The data

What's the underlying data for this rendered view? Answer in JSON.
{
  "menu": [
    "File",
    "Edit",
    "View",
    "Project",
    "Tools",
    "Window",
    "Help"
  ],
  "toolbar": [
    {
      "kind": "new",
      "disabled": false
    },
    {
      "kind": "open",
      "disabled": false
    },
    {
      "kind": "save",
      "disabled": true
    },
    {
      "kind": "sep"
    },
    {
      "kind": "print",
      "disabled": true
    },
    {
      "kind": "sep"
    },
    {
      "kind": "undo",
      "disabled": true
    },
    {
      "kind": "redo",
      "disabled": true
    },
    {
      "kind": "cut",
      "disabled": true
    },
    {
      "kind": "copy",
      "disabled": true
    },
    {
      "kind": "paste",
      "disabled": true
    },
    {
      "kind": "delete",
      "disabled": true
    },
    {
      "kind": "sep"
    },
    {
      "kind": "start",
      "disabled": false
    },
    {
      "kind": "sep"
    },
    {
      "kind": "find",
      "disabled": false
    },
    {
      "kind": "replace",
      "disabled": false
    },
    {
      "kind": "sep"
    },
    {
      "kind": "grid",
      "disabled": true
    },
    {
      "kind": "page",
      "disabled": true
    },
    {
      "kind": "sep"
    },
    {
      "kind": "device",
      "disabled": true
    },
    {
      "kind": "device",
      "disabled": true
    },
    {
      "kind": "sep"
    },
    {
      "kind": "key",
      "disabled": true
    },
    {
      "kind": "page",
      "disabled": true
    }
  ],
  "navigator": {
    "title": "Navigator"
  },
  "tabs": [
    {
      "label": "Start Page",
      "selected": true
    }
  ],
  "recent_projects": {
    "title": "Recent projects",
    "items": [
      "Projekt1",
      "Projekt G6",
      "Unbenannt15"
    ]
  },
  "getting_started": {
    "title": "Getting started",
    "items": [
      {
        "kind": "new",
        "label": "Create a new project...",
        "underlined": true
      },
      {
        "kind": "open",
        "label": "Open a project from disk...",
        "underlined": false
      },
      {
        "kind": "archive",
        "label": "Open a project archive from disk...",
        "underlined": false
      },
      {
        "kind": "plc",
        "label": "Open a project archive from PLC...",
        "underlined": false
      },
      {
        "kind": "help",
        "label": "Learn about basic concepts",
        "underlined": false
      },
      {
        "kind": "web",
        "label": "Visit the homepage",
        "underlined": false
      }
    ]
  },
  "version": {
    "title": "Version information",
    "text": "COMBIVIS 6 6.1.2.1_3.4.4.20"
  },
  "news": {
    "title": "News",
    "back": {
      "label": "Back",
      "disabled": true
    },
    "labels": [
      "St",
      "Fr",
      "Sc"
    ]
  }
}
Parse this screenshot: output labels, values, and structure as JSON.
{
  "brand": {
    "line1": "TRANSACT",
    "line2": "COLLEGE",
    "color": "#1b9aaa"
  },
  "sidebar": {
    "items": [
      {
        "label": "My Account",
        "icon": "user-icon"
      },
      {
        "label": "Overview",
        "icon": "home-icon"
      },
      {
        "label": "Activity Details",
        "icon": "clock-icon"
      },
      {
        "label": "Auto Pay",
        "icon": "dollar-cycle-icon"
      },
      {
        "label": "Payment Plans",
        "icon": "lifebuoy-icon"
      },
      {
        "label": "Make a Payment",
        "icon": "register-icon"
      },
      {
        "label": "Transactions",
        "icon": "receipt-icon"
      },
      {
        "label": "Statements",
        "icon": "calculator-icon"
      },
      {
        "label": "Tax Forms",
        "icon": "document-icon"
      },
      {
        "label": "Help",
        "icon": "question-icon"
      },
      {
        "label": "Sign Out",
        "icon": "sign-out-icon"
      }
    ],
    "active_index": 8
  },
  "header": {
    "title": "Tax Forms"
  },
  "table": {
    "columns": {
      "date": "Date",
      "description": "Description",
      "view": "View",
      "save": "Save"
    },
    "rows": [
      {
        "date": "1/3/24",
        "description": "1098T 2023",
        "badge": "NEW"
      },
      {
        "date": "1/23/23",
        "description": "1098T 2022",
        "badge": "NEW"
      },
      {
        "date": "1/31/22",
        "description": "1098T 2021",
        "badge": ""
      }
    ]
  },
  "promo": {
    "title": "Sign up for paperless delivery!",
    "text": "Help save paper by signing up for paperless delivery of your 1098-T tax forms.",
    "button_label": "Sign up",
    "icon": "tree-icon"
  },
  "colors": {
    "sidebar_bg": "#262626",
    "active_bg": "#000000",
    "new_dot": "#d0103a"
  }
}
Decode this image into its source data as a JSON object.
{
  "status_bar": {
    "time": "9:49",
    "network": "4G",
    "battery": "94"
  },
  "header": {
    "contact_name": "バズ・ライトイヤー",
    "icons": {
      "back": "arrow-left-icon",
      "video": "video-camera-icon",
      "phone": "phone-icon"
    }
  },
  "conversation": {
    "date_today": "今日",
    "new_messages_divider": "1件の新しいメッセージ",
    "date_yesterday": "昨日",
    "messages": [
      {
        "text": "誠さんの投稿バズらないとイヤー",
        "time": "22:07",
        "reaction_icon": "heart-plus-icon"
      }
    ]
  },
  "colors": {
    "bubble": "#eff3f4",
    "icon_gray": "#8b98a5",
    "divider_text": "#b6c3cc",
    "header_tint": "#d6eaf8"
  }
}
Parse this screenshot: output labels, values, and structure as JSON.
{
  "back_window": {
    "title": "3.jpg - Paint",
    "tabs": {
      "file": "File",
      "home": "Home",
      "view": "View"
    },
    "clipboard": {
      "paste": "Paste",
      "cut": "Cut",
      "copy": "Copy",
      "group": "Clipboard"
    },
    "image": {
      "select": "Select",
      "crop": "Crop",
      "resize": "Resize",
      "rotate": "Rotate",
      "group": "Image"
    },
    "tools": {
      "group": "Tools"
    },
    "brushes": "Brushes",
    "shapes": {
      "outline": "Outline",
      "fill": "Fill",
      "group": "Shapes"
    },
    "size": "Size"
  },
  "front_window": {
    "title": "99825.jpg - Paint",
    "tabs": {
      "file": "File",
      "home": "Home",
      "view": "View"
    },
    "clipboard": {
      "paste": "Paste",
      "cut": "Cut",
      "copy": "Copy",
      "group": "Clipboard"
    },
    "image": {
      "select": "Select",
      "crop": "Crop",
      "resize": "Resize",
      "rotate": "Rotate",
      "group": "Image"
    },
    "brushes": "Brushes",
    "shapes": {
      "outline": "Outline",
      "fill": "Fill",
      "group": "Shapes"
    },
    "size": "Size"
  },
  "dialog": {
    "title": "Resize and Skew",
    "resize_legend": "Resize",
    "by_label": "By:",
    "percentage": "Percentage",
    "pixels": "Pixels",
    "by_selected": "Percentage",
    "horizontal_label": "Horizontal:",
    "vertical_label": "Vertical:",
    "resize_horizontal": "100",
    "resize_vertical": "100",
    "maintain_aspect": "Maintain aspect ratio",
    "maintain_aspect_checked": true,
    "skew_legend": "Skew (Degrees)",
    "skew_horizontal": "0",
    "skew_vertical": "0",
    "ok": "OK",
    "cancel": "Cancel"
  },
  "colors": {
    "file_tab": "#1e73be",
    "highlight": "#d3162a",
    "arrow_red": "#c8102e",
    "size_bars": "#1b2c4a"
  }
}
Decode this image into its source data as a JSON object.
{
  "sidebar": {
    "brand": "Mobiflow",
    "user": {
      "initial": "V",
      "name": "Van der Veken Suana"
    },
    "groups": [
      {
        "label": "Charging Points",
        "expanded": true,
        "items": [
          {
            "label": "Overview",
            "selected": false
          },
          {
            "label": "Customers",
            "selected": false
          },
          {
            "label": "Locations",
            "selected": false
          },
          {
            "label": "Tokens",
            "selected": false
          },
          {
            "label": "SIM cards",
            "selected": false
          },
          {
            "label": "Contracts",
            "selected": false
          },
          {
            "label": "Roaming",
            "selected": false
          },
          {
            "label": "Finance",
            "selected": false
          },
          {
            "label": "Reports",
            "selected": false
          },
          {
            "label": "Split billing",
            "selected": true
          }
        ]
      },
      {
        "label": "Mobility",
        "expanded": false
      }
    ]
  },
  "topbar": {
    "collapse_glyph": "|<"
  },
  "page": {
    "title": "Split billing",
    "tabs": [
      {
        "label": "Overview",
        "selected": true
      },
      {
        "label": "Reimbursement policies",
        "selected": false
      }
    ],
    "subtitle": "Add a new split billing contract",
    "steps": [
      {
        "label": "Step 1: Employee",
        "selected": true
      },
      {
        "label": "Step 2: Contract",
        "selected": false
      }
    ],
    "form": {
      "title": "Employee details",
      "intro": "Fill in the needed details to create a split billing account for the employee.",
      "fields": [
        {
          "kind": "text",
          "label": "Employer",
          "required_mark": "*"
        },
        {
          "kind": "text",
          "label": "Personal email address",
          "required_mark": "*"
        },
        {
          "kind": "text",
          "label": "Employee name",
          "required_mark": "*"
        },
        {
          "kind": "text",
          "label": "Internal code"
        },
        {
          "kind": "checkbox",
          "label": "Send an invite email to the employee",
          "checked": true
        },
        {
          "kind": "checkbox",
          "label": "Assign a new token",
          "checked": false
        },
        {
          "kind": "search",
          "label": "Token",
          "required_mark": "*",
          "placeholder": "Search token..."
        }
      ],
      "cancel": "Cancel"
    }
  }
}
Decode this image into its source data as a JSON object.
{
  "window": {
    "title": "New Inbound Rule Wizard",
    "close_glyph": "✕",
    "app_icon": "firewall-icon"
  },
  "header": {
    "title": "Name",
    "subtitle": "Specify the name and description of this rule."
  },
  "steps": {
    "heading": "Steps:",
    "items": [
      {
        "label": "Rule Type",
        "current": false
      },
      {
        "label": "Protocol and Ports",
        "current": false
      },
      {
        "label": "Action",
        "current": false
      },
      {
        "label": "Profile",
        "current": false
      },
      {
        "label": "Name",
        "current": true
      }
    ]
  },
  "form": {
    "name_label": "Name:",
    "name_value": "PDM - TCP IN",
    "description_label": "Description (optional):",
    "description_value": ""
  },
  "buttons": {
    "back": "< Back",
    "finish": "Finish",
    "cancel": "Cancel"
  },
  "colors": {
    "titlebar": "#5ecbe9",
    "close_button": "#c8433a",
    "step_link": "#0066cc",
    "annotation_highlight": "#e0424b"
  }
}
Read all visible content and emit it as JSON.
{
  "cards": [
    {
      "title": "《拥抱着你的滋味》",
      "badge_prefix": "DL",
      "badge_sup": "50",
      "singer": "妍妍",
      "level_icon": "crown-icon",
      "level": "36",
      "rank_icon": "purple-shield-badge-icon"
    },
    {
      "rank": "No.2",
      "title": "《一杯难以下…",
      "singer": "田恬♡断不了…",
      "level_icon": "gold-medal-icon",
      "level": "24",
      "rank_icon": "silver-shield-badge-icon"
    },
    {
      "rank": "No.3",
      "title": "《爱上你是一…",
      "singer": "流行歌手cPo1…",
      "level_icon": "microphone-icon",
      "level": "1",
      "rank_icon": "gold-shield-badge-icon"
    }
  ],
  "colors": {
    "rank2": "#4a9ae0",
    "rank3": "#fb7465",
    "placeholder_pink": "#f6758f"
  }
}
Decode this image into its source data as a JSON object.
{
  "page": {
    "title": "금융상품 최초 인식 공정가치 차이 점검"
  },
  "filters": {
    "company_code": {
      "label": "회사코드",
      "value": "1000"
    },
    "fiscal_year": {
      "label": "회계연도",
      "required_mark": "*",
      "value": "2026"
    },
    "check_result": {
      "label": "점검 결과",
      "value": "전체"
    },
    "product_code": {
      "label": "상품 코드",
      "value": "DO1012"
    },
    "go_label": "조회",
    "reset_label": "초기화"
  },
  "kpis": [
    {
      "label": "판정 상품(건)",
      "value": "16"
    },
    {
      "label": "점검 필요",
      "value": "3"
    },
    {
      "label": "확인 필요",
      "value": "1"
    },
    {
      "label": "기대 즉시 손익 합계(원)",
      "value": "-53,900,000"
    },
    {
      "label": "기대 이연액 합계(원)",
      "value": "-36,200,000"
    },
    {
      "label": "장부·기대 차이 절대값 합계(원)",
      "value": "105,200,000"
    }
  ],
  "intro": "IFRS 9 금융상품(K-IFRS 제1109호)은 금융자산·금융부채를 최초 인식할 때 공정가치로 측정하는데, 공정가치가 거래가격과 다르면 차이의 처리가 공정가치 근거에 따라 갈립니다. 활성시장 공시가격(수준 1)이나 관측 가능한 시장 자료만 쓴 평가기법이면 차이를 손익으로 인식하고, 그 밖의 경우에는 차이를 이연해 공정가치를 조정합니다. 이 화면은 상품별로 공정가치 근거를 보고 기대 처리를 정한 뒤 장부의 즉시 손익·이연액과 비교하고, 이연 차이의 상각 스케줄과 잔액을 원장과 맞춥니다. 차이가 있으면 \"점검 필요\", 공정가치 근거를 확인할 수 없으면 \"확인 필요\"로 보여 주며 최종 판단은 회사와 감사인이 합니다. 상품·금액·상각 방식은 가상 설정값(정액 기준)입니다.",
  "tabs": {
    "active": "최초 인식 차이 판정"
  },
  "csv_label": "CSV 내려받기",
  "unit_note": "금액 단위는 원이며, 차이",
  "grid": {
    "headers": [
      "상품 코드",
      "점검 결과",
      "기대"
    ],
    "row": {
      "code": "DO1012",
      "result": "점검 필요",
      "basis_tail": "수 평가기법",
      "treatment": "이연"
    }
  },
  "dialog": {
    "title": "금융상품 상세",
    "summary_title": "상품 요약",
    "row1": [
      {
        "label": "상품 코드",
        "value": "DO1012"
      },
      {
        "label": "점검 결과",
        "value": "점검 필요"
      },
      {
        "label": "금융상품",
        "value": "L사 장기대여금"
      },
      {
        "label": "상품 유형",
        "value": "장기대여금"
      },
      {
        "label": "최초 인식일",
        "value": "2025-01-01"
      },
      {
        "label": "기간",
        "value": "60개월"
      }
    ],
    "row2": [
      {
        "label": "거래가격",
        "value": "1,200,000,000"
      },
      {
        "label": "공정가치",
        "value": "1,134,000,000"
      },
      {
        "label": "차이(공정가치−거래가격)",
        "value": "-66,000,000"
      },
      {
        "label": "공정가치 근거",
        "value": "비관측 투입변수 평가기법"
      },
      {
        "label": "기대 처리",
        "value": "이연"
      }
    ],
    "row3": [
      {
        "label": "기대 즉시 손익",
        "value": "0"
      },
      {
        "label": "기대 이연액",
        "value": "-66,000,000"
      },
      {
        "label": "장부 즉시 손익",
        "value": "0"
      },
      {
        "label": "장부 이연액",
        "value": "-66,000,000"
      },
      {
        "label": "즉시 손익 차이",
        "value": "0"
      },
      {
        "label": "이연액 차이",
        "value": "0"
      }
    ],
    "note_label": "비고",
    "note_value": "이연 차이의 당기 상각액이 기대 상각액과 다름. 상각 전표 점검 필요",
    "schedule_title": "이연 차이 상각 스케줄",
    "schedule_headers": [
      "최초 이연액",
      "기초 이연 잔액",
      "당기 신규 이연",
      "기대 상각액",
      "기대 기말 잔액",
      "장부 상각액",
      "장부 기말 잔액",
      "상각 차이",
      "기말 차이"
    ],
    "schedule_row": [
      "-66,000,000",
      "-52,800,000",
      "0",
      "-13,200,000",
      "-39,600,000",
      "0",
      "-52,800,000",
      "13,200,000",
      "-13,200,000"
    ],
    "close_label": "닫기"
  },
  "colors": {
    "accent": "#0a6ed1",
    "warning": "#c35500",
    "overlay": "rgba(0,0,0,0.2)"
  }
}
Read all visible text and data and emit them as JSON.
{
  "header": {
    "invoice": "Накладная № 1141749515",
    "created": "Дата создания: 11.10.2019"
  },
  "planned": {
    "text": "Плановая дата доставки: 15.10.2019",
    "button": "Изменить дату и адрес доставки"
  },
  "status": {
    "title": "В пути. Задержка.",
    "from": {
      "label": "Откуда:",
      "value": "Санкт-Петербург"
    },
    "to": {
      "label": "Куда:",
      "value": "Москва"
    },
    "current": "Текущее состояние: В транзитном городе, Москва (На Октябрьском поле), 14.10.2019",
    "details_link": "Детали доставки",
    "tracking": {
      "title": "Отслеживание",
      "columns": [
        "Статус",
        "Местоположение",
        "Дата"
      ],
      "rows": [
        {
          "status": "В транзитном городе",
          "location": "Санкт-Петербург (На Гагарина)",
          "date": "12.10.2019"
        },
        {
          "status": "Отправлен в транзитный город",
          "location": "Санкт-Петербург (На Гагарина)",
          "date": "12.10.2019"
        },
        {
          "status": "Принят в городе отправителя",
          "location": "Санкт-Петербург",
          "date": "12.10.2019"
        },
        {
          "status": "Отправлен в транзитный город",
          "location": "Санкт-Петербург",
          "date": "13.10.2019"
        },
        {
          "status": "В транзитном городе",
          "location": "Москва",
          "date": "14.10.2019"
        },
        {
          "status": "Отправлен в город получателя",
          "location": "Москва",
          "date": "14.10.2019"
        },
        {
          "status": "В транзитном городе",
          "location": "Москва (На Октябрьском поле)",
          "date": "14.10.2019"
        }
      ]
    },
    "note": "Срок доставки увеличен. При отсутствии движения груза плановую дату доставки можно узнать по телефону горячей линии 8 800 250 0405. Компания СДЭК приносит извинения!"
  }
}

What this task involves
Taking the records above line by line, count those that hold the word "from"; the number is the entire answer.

Exercise output
4